Author(s): David Denborough
Our lives and their pathways are not fixed in stone; instead they are shaped by story. The ways in which we understand and share the stories of our lives therefore make all the difference. If we tell stories that emphasize only desolation, then we become weaker. If we tell our stories in ways that make us stronger, we can soothe our losses and ease our sorrows. Learning how to re-envision the stories we tell about ourselves can make an enormous difference in the ways we live our lives. Drawing on wisdoms from the field of narrative therapy, this book is designed to help people rewrite and retell the stories of their lives.The book invites readers to take a new look at their own stories and to find significance in events often neglected, to find sparkling actions that are often discounted, and to find solutions to problems and predicaments in unexpected places. Readers are introduced to key ideas of narrative practice like the externalizing problems - 'the person is not the problem, the problem is the problem' -and the concept of "re-membering" one's life. Easy-to-understand examples and exercises demonstrate how these ideas have helped many people overcome intense hardship and will help readers make these techniques their own. The book also outlines practical strategies for reclaiming and celebrating one's experience in the face of specific challenges such as trauma, abuse, personal failure, grief, and aging. Filled with relatable examples, useful exercises, and informative illustrations, Retelling the Stories of Our Lives leads readers on a path to reclaim their past and re-envision their future.
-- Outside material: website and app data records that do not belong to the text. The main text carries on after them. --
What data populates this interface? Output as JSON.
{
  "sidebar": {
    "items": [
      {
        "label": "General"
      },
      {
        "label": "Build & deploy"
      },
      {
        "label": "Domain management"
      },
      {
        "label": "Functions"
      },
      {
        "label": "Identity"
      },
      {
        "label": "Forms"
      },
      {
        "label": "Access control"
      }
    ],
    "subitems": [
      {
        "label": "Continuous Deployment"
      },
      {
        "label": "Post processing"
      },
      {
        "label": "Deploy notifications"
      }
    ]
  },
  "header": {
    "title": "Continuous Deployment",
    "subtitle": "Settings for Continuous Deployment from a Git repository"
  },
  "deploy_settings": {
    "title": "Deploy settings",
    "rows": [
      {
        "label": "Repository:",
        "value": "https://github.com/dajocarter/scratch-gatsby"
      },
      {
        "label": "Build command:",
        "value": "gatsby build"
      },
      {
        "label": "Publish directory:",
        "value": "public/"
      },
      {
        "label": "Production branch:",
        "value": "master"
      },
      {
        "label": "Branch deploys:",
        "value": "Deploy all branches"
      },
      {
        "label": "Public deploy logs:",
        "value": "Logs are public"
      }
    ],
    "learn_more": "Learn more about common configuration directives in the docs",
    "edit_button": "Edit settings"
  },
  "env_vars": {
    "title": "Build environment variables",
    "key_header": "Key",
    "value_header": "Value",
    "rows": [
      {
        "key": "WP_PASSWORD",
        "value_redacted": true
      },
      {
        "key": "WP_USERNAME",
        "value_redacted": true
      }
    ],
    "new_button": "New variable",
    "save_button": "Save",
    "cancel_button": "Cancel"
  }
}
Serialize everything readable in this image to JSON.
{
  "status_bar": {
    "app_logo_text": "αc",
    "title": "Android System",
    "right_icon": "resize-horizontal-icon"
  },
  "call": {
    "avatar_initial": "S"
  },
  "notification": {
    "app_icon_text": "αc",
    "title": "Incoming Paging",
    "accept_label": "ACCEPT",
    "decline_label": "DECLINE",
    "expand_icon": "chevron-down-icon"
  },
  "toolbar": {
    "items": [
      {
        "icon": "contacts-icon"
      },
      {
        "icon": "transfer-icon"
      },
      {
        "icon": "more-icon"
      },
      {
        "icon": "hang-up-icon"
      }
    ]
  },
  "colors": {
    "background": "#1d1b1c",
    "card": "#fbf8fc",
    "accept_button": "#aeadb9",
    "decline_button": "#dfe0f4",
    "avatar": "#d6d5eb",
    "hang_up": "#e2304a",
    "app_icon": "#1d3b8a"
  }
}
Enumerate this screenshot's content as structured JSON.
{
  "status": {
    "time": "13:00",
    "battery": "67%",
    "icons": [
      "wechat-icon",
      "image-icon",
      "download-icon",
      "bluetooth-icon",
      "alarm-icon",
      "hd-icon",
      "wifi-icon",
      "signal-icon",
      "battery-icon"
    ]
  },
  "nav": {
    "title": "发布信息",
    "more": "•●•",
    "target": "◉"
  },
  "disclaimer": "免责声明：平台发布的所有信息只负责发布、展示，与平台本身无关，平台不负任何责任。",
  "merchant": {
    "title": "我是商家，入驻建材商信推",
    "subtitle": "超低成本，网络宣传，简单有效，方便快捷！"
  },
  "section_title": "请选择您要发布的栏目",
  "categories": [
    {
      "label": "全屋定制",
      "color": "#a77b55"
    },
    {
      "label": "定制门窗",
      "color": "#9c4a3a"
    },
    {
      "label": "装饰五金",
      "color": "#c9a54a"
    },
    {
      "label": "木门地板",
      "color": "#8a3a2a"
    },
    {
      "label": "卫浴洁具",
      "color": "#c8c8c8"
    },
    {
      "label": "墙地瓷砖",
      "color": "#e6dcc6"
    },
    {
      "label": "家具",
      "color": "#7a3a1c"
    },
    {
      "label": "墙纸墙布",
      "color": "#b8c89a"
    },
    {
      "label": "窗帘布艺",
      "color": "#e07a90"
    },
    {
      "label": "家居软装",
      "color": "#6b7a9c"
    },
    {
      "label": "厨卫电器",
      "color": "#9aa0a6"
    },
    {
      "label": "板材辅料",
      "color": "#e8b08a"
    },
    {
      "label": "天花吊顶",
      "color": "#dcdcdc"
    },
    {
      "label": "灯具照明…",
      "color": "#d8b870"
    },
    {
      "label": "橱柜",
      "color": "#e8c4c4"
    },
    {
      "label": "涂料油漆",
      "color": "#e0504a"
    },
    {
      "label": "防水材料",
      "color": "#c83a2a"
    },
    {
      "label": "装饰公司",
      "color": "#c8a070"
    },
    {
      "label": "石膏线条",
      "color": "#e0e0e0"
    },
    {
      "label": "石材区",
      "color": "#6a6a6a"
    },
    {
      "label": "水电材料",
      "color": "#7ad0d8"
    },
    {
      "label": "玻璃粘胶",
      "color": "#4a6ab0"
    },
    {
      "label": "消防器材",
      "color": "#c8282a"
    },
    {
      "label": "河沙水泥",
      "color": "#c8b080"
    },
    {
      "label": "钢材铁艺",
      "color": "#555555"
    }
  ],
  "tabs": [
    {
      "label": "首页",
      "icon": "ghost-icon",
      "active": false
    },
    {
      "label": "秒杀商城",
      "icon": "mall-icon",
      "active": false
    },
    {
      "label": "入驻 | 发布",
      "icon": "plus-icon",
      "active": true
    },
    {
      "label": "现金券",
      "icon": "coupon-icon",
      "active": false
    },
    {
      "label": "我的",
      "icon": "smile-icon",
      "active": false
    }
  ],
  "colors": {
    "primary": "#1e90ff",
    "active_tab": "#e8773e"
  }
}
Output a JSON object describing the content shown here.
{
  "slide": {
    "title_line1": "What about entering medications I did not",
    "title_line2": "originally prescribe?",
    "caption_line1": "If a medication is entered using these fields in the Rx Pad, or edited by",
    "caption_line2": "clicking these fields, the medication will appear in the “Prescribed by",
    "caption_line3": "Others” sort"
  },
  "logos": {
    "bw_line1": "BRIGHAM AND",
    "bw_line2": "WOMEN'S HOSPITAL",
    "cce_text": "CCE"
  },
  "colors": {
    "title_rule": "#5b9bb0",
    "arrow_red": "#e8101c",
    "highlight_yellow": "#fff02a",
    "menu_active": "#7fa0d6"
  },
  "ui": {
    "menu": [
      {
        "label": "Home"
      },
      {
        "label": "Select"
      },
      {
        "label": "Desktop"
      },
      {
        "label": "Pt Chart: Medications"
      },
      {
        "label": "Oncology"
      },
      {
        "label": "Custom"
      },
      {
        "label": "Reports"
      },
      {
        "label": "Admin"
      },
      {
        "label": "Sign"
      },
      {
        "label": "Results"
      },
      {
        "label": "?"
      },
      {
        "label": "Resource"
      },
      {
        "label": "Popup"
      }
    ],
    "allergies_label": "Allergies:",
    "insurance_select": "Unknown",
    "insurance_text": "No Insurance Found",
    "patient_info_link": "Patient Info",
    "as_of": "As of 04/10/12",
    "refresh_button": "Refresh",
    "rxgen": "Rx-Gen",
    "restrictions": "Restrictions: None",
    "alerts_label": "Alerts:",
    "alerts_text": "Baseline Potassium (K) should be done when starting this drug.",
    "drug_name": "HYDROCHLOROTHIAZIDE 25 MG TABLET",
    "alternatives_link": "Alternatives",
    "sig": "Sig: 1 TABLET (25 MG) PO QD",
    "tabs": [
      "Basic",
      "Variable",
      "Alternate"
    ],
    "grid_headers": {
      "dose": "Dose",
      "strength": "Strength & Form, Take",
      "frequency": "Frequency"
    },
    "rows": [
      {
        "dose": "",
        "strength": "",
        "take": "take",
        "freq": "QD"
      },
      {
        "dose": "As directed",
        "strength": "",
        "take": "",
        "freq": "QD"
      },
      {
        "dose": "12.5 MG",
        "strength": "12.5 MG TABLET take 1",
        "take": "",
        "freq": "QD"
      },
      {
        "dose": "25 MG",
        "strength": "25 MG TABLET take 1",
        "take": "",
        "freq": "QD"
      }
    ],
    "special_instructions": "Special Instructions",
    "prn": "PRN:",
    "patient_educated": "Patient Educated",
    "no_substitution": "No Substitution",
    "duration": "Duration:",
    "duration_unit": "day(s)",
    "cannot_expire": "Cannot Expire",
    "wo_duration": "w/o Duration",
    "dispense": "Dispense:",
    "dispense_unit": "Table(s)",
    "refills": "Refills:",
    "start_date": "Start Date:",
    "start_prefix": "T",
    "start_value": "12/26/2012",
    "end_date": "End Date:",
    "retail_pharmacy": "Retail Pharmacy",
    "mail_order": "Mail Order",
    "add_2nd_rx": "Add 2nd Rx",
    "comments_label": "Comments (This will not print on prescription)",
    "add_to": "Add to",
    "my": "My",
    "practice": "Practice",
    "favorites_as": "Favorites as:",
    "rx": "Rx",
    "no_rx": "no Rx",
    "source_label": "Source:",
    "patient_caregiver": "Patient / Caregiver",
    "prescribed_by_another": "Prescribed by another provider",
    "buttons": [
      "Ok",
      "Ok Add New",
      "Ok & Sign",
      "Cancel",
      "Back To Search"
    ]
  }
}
In Retelling the Stories of Our Lives, master of genre David Denborough, who apprenticed with Michael White for 15 years, makes available much of what White had invented to a wider audience, while also linking to his own re-inventions for responding to challenging assignments. Turning the text around to face its reader, Denborough promises a personal engagement with Narrative Therapy ideas and practices. --David Epston, co-author with Michael White of Narrative Means to Therapeutic Ends and Experience, Contradiction, Narrative and Imagination